The administrator of Elpida Memory Inc. has postponed the deadline for the second round of bidding to select the failed Japanese chipmaker’s rehabilitation sponsor to May 4 from Friday, as initially scheduled, sources said.
By extending the bidding period by one week, the administrator seems to have urged three camps of prospective sponsors to present more detailed rehabilitation plans, the sources said.
The three are major U.S. chipmaker Micron Technology Inc., South Korea’s SK Hynix Inc. and an alliance of U.S. and Chinese investment funds.
The administrator plans to pick a party as early as the second week of May and give it preferential negotiating rights.
After a sponsor is selected, the administrator hopes to enter into debt-reduction negotiations with Elpida’s creditor banks.

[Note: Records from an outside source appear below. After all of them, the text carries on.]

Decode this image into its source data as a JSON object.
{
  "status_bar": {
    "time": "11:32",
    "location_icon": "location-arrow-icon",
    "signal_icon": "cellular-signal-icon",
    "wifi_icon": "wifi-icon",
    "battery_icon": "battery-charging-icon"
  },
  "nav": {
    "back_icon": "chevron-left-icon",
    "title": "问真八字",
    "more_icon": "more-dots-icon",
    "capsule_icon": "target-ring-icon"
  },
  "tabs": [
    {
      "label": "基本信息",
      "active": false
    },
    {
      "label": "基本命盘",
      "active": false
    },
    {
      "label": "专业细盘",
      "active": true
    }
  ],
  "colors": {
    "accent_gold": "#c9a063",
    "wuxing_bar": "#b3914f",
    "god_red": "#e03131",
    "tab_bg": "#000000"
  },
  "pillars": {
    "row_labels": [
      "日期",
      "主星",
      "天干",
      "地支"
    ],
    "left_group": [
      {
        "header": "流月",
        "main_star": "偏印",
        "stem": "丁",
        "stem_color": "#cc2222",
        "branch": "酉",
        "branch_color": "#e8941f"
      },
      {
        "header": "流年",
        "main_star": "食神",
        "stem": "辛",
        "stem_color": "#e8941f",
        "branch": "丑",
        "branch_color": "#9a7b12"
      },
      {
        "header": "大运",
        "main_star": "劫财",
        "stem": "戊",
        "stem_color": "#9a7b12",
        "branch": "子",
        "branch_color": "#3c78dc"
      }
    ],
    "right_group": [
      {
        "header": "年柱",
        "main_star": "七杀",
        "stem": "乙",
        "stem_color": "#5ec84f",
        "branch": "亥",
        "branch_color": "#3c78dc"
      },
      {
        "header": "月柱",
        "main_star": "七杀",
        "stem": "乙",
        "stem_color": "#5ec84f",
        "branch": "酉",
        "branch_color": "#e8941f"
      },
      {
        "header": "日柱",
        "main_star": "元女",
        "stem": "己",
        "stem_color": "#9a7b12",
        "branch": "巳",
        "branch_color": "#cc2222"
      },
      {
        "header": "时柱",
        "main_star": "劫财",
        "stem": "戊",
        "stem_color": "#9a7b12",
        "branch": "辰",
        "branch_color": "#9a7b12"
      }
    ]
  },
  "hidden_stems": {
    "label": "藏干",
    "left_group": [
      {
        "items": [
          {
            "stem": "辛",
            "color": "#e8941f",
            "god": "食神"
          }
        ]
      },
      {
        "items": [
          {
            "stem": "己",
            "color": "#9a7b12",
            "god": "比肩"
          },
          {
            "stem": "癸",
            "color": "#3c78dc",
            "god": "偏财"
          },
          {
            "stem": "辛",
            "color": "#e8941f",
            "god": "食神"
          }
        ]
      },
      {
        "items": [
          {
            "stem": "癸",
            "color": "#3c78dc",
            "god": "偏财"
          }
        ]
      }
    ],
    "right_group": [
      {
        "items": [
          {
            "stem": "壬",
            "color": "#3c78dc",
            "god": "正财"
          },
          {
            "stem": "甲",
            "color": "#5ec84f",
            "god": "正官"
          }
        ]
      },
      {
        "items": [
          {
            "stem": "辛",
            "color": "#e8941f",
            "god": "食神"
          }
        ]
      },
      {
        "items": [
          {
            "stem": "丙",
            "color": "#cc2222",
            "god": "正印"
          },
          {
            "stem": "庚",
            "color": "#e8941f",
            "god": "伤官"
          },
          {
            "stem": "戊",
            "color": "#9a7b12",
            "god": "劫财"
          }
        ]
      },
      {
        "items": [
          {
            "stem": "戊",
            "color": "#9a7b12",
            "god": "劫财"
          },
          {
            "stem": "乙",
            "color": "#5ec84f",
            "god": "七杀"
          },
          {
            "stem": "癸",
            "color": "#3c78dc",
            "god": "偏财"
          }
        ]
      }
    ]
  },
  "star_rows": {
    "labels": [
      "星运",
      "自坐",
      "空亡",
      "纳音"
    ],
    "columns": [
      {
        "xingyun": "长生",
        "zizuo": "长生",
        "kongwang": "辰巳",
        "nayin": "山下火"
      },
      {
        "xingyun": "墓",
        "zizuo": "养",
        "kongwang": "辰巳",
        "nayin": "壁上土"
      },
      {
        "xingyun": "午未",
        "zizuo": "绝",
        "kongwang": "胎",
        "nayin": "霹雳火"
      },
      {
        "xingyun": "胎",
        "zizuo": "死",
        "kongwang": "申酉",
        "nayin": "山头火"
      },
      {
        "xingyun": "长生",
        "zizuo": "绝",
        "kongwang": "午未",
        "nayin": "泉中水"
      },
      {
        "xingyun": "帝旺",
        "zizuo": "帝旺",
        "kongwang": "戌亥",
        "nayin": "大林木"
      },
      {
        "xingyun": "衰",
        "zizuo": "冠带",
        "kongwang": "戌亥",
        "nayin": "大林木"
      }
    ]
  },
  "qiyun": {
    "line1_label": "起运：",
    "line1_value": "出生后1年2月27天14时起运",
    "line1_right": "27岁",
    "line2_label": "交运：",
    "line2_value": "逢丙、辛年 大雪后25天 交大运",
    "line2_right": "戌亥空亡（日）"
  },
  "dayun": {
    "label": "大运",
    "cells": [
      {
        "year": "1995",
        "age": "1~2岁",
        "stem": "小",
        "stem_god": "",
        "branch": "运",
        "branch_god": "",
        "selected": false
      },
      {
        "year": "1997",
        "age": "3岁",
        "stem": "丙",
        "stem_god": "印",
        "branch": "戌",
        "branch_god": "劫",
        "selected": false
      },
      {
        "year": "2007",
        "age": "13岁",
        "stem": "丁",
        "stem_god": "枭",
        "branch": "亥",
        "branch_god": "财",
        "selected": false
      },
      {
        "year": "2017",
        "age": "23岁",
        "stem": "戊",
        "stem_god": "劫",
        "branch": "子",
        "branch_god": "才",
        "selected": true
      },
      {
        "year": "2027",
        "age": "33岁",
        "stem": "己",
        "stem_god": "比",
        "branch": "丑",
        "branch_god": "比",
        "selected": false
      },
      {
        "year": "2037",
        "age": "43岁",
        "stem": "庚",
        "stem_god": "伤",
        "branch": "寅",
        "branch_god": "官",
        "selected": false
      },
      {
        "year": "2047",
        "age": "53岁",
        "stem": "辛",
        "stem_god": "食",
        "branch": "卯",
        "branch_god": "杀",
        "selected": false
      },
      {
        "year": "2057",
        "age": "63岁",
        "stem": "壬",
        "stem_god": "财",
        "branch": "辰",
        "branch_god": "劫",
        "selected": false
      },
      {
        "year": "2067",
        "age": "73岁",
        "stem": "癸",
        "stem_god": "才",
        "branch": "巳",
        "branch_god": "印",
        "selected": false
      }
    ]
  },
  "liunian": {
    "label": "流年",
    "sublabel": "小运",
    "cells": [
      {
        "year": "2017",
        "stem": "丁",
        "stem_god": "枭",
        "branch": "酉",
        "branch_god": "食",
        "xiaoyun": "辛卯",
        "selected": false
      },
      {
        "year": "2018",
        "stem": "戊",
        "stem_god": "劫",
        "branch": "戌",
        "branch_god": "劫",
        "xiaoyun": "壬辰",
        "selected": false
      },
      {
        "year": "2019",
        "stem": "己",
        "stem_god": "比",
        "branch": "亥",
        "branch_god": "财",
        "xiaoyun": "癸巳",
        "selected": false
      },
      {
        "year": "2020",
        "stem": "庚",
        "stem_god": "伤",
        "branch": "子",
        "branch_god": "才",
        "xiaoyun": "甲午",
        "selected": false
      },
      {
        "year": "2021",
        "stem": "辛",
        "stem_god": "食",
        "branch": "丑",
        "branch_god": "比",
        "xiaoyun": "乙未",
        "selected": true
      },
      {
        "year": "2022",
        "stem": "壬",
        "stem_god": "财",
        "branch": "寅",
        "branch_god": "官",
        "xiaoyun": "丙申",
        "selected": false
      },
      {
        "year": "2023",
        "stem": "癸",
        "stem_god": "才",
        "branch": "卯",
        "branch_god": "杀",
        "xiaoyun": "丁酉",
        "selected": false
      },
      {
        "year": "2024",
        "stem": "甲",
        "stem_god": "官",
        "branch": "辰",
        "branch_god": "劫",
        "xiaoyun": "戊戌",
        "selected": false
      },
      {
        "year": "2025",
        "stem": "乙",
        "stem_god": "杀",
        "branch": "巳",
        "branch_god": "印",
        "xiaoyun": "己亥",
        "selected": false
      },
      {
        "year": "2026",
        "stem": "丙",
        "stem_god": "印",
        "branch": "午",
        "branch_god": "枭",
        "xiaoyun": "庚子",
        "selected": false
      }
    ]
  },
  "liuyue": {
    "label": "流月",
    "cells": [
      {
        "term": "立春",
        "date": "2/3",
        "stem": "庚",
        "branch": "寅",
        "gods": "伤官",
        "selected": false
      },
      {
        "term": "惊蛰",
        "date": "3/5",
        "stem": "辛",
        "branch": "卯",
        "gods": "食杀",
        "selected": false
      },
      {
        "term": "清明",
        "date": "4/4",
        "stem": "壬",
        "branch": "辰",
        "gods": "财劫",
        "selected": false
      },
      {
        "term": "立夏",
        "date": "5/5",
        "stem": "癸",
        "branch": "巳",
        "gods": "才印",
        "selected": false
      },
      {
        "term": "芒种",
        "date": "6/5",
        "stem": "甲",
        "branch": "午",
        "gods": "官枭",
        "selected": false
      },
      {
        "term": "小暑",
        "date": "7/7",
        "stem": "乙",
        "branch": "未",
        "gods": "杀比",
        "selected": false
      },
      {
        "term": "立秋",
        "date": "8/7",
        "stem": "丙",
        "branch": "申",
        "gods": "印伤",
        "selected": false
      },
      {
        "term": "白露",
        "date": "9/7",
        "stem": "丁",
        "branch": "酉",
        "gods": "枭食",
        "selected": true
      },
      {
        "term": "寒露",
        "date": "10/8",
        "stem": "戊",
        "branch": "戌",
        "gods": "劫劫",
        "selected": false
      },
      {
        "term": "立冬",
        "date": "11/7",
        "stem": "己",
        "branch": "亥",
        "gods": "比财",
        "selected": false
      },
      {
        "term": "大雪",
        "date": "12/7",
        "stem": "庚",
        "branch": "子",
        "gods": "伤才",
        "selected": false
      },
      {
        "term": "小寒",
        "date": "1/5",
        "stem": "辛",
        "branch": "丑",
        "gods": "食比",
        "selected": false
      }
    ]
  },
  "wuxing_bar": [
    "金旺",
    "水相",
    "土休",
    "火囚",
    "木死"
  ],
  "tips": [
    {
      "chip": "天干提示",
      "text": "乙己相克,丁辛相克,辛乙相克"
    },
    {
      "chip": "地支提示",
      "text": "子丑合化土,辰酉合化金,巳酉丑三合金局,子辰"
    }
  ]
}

Elpida, the only manufacturer of dynamic random access memory chips in Japan, filed for court protection from creditors under the corporate rehabilitation law in late February, leaving liabilities totaling ¥448 billion, the largest for a failed Japanese manufacturer.
The administrator carried out the first round of bidding at the end of March and narrowed down sponsor candidates to the three.
Though the three parties pledged assistance of ¥100 billion to ¥150 billion each in the first round of bidding, they have tightened some of their terms for accepting the sponsorship, the sources said.
Elpida’s bankruptcy is fueling concern the company could be a burden to an acquirer, with shares of SK Hynix and Micron declining on takeover speculation.
Stock prices of DRAM producers Hynix, Micron and Samsung Electronics Co. have shown significant differences since Feb. 27, when Elpida’s filing sparked speculation the industry might lose 12 percent of its capacity.
The three rivals all rallied in the first few days, then differences emerged. Hynix has plunged 11 percent starting from March 30, after saying it submitted an acquisition bid. Micron declined 21 percent in New York trading through Monday.
By comparison, Samsung has gained 0.2 percent since Hynix’s plan was revealed and about 9.6 percent since the initial bankruptcy filing.